PaulBarrs.com | How to Manage Your Mindset
1347
post-template-default,single,single-post,postid-1347,single-format-standard,ajax_fade,page_not_loaded,,qode-content-sidebar-responsive,columns-4,qode-child-theme-ver-1.0.0,qode-theme-ver-9.1.3,wpb-js-composer js-comp-ver-4.11.2.1,vc_responsive

How to Manage Your Mindset

06 Apr How to Manage Your Mindset

(This article is also available as an MP3 podcast… see below)

How to Manage Your Mindset
By Paul Barrs

Watching some tennis overnight I found it compelling viewing as one of the up-and-coming young players begin to chop away at a more experienced veteran and former world number one player half way through the match.

As they came to a headway; the younger player seemed to be more at ease than his rival and was leading, with 3 set-points to his advantage.

If you know anything about tennis, then you’ll know that coming back from 3 set-points down is extremely difficult. But in this case, the older more experienced former number one had something that the younger player didn’t –

The right kind of self-talk.

Now here’s the thing, I’m only assuming from watching that this is the way it went down; but as the younger player held the opportunity to take the set with just one more strike he seemed to “freeze up”. In sport, that’s a term for the tightening up of the muscles. From one moment to the next he was loose, flowing and relaxed to… not being able to hit a ball in the right direction.

He was just one point away from claiming a vital set that would have put him in the driver’s seat. Instead, he lost the next 3 service points with double faults and lost the next 8 points all in a row.

He lost the set and went on to lose the match.

What went wrong?

Did the weather conditions change? No. Did the balls or courts change? No. His racquets, clothes, water…? No.

Only his mindset.

But he’s not the only one who does this. In the sporting world it’s not uncommon to see someone in match-winning form one moment turn to not being able to do a single thing right in just a few moments. It begins when they hit a wall; then, after their first failure to climb that wall, they start to doubt ourselves. After a few more failed attempts, all their training seems to count for nought – as everything falls apart.

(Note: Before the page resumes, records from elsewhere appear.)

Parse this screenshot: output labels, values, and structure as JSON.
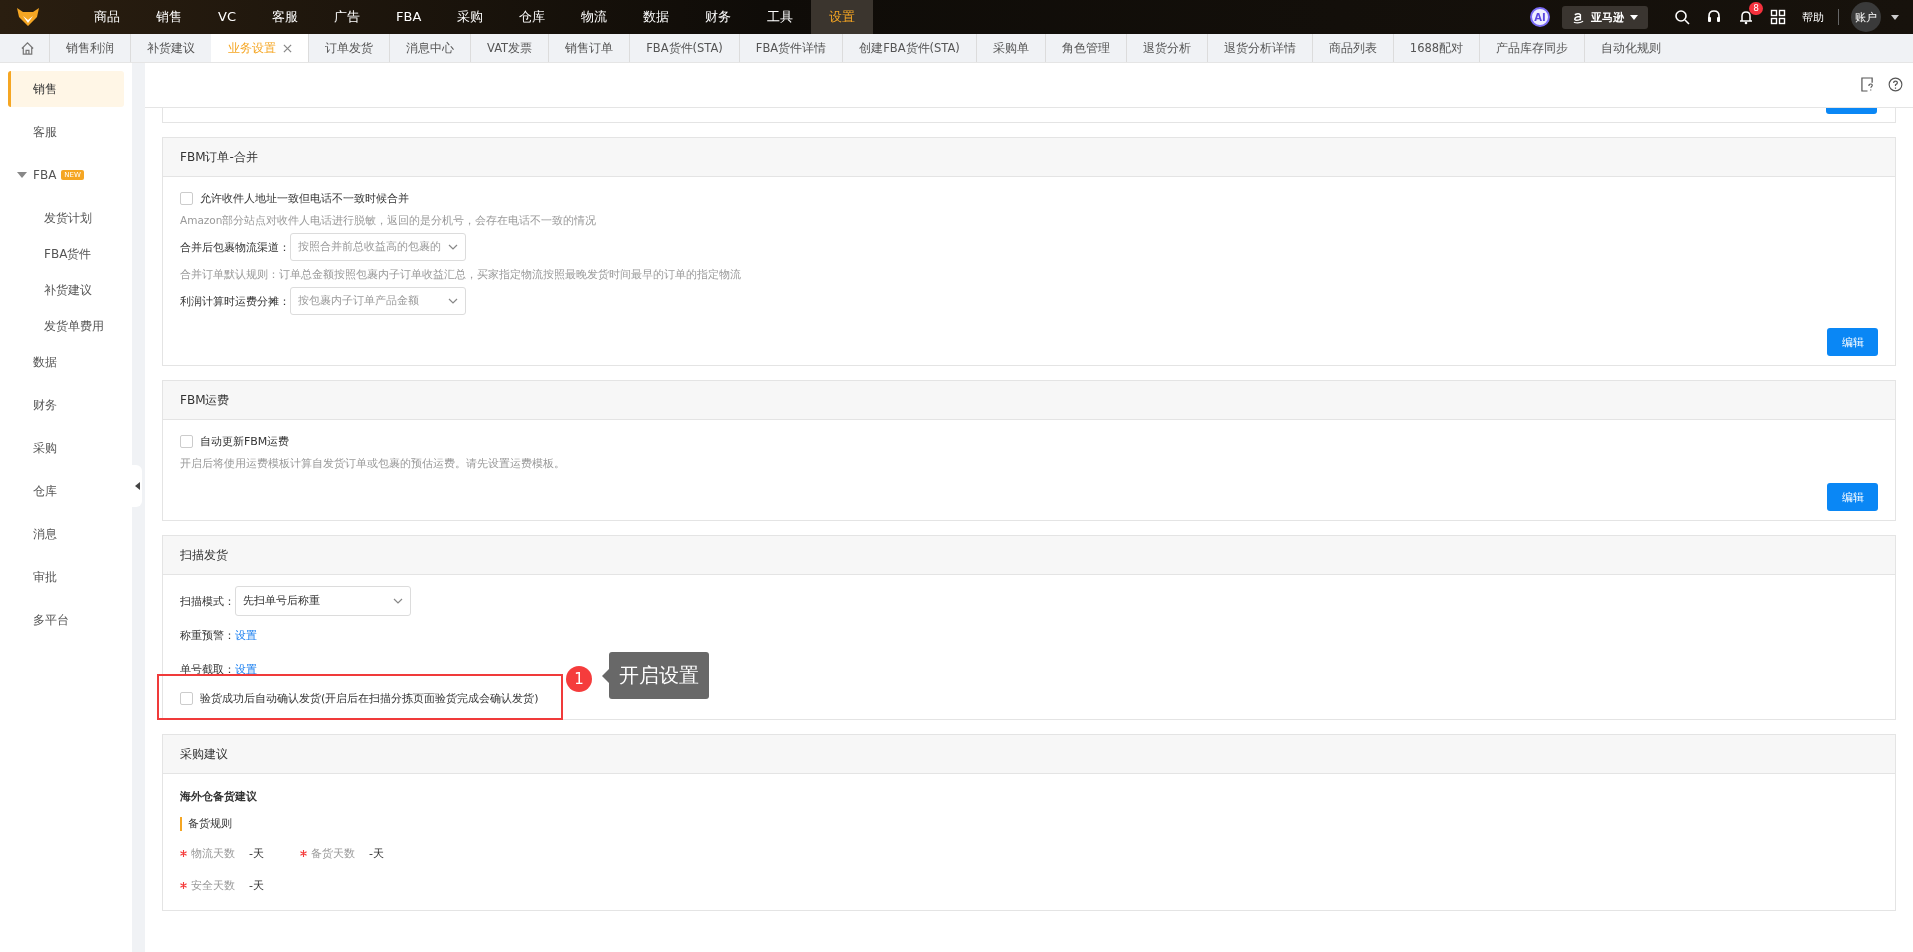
{
  "top_nav": {
    "items": [
      {
        "label": "商品",
        "selected": false
      },
      {
        "label": "销售",
        "selected": false
      },
      {
        "label": "VC",
        "selected": false
      },
      {
        "label": "客服",
        "selected": false
      },
      {
        "label": "广告",
        "selected": false
      },
      {
        "label": "FBA",
        "selected": false
      },
      {
        "label": "采购",
        "selected": false
      },
      {
        "label": "仓库",
        "selected": false
      },
      {
        "label": "物流",
        "selected": false
      },
      {
        "label": "数据",
        "selected": false
      },
      {
        "label": "财务",
        "selected": false
      },
      {
        "label": "工具",
        "selected": false
      },
      {
        "label": "设置",
        "selected": true
      }
    ],
    "ai_label": "AI",
    "store": "亚马逊",
    "notification_count": "8",
    "help": "帮助",
    "account": "账户"
  },
  "tabs": [
    {
      "label": "销售利润",
      "selected": false
    },
    {
      "label": "补货建议",
      "selected": false
    },
    {
      "label": "业务设置",
      "selected": true
    },
    {
      "label": "订单发货",
      "selected": false
    },
    {
      "label": "消息中心",
      "selected": false
    },
    {
      "label": "VAT发票",
      "selected": false
    },
    {
      "label": "销售订单",
      "selected": false
    },
    {
      "label": "FBA货件(STA)",
      "selected": false
    },
    {
      "label": "FBA货件详情",
      "selected": false
    },
    {
      "label": "创建FBA货件(STA)",
      "selected": false
    },
    {
      "label": "采购单",
      "selected": false
    },
    {
      "label": "角色管理",
      "selected": false
    },
    {
      "label": "退货分析",
      "selected": false
    },
    {
      "label": "退货分析详情",
      "selected": false
    },
    {
      "label": "商品列表",
      "selected": false
    },
    {
      "label": "1688配对",
      "selected": false
    },
    {
      "label": "产品库存同步",
      "selected": false
    },
    {
      "label": "自动化规则",
      "selected": false
    }
  ],
  "sidebar": {
    "items": [
      {
        "label": "销售",
        "selected": true
      },
      {
        "label": "客服",
        "selected": false
      },
      {
        "label": "FBA",
        "selected": false,
        "badge": "NEW",
        "expanded": true,
        "children": [
          {
            "label": "发货计划",
            "selected": false
          },
          {
            "label": "FBA货件",
            "selected": false
          },
          {
            "label": "补货建议",
            "selected": false
          },
          {
            "label": "发货单费用",
            "selected": false
          }
        ]
      },
      {
        "label": "数据",
        "selected": false
      },
      {
        "label": "财务",
        "selected": false
      },
      {
        "label": "采购",
        "selected": false
      },
      {
        "label": "仓库",
        "selected": false
      },
      {
        "label": "消息",
        "selected": false
      },
      {
        "label": "审批",
        "selected": false
      },
      {
        "label": "多平台",
        "selected": false
      }
    ]
  },
  "sections": [
    {
      "kind": "cut_off"
    },
    {
      "kind": "card",
      "title": "FBM订单-合并",
      "button": "编辑",
      "rows": [
        {
          "kind": "checkbox",
          "label": "允许收件人地址一致但电话不一致时候合并",
          "checked": false
        },
        {
          "kind": "hint",
          "text": "Amazon部分站点对收件人电话进行脱敏，返回的是分机号，会存在电话不一致的情况"
        },
        {
          "kind": "select",
          "label": "合并后包裹物流渠道：",
          "placeholder": "按照合并前总收益高的包裹的"
        },
        {
          "kind": "hint",
          "text": "合并订单默认规则：订单总金额按照包裹内子订单收益汇总，买家指定物流按照最晚发货时间最早的订单的指定物流"
        },
        {
          "kind": "select",
          "label": "利润计算时运费分摊：",
          "placeholder": "按包裹内子订单产品金额"
        }
      ]
    },
    {
      "kind": "card",
      "title": "FBM运费",
      "button": "编辑",
      "rows": [
        {
          "kind": "checkbox",
          "label": "自动更新FBM运费",
          "checked": false
        },
        {
          "kind": "hint",
          "text": "开启后将使用运费模板计算自发货订单或包裹的预估运费。请先设置运费模板。"
        }
      ]
    },
    {
      "kind": "card",
      "title": "扫描发货",
      "rows": [
        {
          "kind": "select",
          "label": "扫描模式：",
          "value": "先扫单号后称重",
          "strong": true
        },
        {
          "kind": "link",
          "label": "称重预警：",
          "link": "设置"
        },
        {
          "kind": "link",
          "label": "单号截取：",
          "link": "设置"
        },
        {
          "kind": "checkbox",
          "label": "验货成功后自动确认发货(开启后在扫描分拣页面验货完成会确认发货)",
          "checked": false,
          "callout": {
            "number": "1",
            "text": "开启设置"
          }
        }
      ]
    },
    {
      "kind": "card",
      "title": "采购建议",
      "rows": [
        {
          "kind": "subheading",
          "text": "海外仓备货建议"
        },
        {
          "kind": "rule_title",
          "text": "备货规则"
        },
        {
          "kind": "fields",
          "fields": [
            {
              "label": "物流天数",
              "value": "-天",
              "required": true
            },
            {
              "label": "备货天数",
              "value": "-天",
              "required": true
            }
          ]
        },
        {
          "kind": "fields",
          "fields": [
            {
              "label": "安全天数",
              "value": "-天",
              "required": true
            }
          ]
        }
      ]
    }
  ]
}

In business, we do it too.


Have you ever failed at something you’ve been trying to do? Have you ever seen someone else spring off from the starting blocks to achieve incredible success while you are left at the starting line wondering why your product launch went no-where.

I have. In fact it happens more often then you’d imagine. And without doubt, each time it happens I find myself struggling wondering, “What the hell am I doing wrong?”

The thing is, it may not *be* that I’ve done something “wrong”, it may just be that *it* didn’t work that time. Sometimes that happens. My mindset determines what happens next.

I’ve asked this question before, “How is it that two different people can do the same training program, do the same ‘things’, but get two completely different results from the same actions?”

Simple answer – different people were used to measure the results. Those different people are the customer on the other end. The point is though –

What happens next is determined by your mindset.

ball and chainI believe that long-term success in business can *only begin* after your first failure. I believe that long-term success in business can *only begin* after your second failure… and your third, and your fourth and your fifth and so on.

I believe that long-term success (lifelong success) goes hand-in-hand with long term failure. I don’t believe that you can have one without the other. They compliment each other; they work together in a careful balance that makes the whole experience. They are, simply put, part of life.

When it comes down to it, what you might call success or what you might call failure is really nothing more than the label you put on whatever has happened. If you put negative things (negative self talk) on whatever it is that has happened (or not happened) then you will think negative things about it.

And that’s when you begin to “freeze up”. Be it in sport or in business, no one can operate at a highly effective level if they’re feeling negative towards the task at hand. It’s physically and mentally impossible.

In sport we’ve known this for years, the most effective sports person is the one who is relaxed in their mind and focused on the positive outcome. In business it’s the same.

The more times you think about (focus on, question, wonder about) the negative, the less relaxed, focused and productive you become. It’s a proven psychological fact. Negative thoughts affect more than just the outcome of the thing at hand; they affect your concentration levels, your emotions, your relationships, your clarity… your *everything*.

So next time you hit that “wall” and meet your old nemesis “failure” (the word we use when something didn’t work out the way we want it to), receive it as just “something that happened”. Accept that it in itself is neither good nor bad; it’s just a thing that happened.

If action needs to be taken to improve upon it, do so. If you’re feeling anxious and perhaps somewhat frustrated because you didn’t receive your desired outcome in what you were trying to do, no problem, set aside your ‘evaluation’ of the event for 24 hours – go do something else and come back tomorrow with a clear mind.

Remember… you cannot operate at capacity if you are feeling negative (I’ve failed, it failed, why doesn’t won’t it work etc). These types of thought can (and will) destroy your business if you let them in.

Just as they could make you lose the match, even though nothing has changed.

 

 



FREE eBook SEO Essentials

A must have eBook for small business owners

FREE Workshop Get More Sales

How to get more sales, conversions & customers!

Webinars and Workshops

Download our dates for upcoming workshops, webinars, and training